§ Instructions for the task
From the listing below, copy each line that contains the word "value".
*** Opening Recorded information ***
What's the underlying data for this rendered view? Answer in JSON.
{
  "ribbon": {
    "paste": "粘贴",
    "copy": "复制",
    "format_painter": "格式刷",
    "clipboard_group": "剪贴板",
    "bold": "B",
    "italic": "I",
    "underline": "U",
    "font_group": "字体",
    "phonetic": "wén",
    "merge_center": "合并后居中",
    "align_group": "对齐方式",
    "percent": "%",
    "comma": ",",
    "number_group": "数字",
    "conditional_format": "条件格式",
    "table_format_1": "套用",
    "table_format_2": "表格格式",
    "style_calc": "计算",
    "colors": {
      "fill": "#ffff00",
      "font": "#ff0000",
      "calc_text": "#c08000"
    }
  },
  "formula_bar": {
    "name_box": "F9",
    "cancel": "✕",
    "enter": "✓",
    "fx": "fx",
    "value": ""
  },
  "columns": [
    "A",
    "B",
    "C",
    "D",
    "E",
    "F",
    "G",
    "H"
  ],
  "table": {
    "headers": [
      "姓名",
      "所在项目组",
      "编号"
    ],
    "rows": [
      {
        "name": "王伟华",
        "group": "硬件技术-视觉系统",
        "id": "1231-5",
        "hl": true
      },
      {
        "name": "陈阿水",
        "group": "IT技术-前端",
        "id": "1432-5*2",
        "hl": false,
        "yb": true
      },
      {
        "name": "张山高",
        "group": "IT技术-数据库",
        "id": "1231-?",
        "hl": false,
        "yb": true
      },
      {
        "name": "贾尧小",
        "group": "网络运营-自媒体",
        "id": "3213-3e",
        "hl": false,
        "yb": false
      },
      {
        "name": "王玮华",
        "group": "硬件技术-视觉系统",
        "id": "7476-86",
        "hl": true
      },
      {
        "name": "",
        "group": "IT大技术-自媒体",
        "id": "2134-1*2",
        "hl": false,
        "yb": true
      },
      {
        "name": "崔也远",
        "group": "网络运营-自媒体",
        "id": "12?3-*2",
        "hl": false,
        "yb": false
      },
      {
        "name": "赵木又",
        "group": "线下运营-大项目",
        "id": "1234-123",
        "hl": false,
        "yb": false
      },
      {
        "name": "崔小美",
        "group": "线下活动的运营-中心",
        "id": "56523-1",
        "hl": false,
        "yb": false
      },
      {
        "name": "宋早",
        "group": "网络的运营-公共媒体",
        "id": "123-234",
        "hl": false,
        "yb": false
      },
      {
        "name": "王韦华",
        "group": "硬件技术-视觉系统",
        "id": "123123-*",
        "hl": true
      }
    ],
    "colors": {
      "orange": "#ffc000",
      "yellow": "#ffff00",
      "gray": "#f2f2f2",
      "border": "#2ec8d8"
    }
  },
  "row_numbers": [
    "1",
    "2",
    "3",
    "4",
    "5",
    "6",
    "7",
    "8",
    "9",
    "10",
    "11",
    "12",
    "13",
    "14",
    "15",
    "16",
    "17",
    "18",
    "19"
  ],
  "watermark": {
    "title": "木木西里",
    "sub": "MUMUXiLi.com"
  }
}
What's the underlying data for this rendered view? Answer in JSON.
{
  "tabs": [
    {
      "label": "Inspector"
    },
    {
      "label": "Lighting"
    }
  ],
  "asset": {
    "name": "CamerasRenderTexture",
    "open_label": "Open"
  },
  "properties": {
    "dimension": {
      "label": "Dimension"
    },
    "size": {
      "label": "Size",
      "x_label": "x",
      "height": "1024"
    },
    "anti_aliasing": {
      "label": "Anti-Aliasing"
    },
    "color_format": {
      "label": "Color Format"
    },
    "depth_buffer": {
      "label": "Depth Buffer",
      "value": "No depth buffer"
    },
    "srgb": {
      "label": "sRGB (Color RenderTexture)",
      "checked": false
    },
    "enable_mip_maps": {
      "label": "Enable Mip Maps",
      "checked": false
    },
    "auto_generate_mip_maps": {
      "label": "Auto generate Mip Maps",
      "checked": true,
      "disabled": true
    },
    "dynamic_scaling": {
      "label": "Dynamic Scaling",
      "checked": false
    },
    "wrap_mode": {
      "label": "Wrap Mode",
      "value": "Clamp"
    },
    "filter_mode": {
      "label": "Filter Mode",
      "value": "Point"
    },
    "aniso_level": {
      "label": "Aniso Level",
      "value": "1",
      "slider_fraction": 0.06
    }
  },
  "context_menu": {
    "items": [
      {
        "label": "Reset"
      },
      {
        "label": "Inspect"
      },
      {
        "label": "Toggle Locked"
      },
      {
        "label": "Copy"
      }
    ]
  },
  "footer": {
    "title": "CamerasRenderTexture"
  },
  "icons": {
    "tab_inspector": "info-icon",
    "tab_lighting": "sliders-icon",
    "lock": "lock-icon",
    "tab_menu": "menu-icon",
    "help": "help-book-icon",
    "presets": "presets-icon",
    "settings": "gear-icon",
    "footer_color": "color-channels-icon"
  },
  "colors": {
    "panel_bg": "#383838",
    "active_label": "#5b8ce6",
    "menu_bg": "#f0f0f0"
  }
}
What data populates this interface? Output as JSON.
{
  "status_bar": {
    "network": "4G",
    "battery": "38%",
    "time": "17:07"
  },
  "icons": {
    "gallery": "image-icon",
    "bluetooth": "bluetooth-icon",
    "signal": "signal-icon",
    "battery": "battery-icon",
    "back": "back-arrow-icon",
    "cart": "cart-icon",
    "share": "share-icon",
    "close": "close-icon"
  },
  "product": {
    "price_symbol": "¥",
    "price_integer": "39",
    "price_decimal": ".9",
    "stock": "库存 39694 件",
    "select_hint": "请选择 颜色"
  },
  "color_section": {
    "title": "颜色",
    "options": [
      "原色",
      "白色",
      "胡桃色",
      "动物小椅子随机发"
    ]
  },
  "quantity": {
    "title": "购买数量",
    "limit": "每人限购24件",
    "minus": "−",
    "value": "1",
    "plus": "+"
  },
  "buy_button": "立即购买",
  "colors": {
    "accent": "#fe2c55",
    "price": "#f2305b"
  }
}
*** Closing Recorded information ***
§ Problem solution
    "value": ""
      "value": "No depth buffer"
      "value": "Clamp"
      "value": "Point"
      "value": "1",
    "value": "1",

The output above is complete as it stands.